## Information:
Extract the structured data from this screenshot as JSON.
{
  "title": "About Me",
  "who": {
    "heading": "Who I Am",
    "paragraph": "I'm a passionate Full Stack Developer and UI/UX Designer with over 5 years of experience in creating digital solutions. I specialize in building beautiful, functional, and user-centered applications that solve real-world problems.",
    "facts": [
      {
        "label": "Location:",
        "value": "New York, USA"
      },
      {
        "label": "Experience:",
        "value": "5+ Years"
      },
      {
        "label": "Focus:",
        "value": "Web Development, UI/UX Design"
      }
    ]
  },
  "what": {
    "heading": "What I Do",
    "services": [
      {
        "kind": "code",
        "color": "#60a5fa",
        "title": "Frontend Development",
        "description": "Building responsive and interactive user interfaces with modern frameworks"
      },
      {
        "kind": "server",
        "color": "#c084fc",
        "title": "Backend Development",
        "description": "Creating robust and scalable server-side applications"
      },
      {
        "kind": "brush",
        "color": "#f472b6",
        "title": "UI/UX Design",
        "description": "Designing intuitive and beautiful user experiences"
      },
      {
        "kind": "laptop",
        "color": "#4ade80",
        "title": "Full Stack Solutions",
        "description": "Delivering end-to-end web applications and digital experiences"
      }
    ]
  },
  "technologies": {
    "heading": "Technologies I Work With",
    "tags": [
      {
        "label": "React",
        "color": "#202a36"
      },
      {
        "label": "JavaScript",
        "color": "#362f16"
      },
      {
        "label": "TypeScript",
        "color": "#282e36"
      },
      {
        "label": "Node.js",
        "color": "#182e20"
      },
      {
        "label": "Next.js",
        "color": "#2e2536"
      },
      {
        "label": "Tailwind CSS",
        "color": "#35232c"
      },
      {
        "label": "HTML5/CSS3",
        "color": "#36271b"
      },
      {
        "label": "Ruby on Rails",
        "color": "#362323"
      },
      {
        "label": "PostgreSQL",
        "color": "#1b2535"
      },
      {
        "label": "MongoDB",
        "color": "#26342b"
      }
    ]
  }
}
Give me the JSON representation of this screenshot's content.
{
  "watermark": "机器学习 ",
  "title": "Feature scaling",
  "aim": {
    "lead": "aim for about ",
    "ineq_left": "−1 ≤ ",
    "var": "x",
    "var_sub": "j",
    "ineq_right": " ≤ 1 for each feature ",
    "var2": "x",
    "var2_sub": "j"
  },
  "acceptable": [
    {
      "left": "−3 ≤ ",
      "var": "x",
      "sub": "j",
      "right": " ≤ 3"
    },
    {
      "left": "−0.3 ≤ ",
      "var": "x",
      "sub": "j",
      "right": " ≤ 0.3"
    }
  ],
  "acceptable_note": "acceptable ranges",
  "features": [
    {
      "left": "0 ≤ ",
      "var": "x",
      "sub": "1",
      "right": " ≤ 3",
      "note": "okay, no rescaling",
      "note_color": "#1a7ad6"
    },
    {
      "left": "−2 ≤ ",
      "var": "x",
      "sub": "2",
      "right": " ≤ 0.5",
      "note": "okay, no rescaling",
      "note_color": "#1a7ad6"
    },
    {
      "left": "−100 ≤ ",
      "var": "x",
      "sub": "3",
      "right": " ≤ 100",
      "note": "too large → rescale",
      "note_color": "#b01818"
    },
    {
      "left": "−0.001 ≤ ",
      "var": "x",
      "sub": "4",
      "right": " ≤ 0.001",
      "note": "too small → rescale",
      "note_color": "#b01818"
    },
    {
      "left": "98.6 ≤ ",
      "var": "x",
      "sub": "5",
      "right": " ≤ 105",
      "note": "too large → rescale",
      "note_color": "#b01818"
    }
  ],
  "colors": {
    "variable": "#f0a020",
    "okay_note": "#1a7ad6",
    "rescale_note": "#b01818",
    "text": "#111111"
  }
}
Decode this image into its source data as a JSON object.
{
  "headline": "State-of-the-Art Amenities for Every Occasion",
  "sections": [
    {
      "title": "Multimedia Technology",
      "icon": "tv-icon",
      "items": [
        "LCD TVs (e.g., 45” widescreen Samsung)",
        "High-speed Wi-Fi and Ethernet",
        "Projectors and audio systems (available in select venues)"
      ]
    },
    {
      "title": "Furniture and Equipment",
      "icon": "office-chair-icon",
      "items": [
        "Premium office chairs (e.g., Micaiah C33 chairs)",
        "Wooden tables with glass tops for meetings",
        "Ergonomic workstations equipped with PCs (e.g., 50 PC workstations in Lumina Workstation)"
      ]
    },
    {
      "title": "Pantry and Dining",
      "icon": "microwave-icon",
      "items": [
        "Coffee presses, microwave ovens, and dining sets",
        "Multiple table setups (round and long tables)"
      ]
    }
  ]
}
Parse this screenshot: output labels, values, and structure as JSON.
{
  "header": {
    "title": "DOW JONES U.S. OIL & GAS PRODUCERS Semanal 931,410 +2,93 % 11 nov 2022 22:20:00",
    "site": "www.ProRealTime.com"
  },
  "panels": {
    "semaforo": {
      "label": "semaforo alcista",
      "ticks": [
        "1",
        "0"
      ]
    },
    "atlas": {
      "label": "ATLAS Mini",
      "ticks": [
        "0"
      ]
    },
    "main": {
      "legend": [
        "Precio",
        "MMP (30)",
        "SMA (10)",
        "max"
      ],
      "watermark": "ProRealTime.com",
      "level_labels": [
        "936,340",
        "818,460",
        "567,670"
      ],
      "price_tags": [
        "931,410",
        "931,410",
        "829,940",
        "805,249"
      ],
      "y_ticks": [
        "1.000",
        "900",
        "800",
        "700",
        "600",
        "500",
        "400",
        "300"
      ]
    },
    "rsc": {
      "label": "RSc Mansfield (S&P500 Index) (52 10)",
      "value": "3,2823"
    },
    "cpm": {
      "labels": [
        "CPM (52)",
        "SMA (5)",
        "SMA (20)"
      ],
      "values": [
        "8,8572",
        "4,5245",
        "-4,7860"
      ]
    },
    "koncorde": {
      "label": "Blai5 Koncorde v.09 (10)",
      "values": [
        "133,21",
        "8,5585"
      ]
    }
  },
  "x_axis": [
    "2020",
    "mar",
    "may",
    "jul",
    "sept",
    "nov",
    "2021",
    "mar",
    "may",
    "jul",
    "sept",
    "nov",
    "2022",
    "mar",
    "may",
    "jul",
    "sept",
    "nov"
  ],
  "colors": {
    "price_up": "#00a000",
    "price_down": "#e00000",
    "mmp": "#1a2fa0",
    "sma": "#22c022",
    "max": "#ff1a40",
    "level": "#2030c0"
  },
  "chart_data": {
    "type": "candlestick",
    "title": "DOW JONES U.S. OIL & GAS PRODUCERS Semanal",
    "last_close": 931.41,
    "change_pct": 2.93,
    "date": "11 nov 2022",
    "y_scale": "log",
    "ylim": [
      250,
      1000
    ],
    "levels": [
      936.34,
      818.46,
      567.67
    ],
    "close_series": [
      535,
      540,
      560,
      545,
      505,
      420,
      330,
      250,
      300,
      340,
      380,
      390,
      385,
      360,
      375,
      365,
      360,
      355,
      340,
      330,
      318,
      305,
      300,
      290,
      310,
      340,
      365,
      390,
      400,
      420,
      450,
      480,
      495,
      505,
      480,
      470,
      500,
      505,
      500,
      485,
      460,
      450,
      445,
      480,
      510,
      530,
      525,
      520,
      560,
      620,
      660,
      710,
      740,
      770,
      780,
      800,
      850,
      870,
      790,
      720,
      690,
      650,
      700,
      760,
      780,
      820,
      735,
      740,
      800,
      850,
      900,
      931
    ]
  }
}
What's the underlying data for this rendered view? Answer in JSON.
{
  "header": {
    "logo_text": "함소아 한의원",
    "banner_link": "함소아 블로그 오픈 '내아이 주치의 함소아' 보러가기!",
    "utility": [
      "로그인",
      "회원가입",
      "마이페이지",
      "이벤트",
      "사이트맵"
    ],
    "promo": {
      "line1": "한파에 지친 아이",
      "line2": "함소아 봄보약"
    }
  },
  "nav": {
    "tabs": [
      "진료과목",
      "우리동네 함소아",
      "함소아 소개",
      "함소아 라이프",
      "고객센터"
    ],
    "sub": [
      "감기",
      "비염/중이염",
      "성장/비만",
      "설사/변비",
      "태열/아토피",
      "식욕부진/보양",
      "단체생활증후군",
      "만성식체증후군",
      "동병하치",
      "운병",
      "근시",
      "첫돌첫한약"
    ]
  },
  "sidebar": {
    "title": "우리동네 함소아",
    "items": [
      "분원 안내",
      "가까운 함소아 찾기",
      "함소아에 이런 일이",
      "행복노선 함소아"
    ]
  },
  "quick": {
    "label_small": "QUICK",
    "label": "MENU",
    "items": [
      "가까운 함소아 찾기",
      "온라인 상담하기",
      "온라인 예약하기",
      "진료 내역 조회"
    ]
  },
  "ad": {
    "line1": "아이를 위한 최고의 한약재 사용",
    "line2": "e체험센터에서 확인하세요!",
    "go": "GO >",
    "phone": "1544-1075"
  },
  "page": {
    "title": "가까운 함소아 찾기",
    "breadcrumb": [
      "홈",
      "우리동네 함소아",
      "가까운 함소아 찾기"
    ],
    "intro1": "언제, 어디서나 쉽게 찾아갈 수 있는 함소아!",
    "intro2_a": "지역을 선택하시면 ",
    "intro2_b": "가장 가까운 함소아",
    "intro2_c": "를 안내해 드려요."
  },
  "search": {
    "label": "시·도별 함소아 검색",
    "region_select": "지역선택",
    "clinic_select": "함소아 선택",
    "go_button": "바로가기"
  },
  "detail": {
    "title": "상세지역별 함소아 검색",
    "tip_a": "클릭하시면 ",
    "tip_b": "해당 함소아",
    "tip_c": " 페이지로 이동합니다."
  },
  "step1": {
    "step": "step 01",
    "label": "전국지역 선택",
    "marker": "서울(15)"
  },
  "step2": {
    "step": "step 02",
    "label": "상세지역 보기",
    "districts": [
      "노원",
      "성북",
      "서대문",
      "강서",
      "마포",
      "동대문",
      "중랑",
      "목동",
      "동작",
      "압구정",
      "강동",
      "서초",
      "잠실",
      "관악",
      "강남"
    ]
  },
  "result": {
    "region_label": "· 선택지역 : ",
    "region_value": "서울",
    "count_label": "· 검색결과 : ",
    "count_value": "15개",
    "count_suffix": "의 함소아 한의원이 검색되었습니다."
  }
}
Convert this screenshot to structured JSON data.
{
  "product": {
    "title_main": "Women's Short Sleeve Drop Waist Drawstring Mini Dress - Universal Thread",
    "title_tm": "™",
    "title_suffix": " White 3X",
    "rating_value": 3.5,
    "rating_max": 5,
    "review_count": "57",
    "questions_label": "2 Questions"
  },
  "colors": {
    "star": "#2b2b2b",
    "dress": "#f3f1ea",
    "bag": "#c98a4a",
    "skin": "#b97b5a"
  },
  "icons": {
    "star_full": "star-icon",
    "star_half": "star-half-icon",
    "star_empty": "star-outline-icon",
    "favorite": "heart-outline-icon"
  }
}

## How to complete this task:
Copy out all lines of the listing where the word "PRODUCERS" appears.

## Exercise solution:
    "title": "DOW JONES U.S. OIL & GAS PRODUCERS Semanal 931,410 +2,93 % 11 nov 2022 22:20:00",
    "title": "DOW JONES U.S. OIL & GAS PRODUCERS Semanal",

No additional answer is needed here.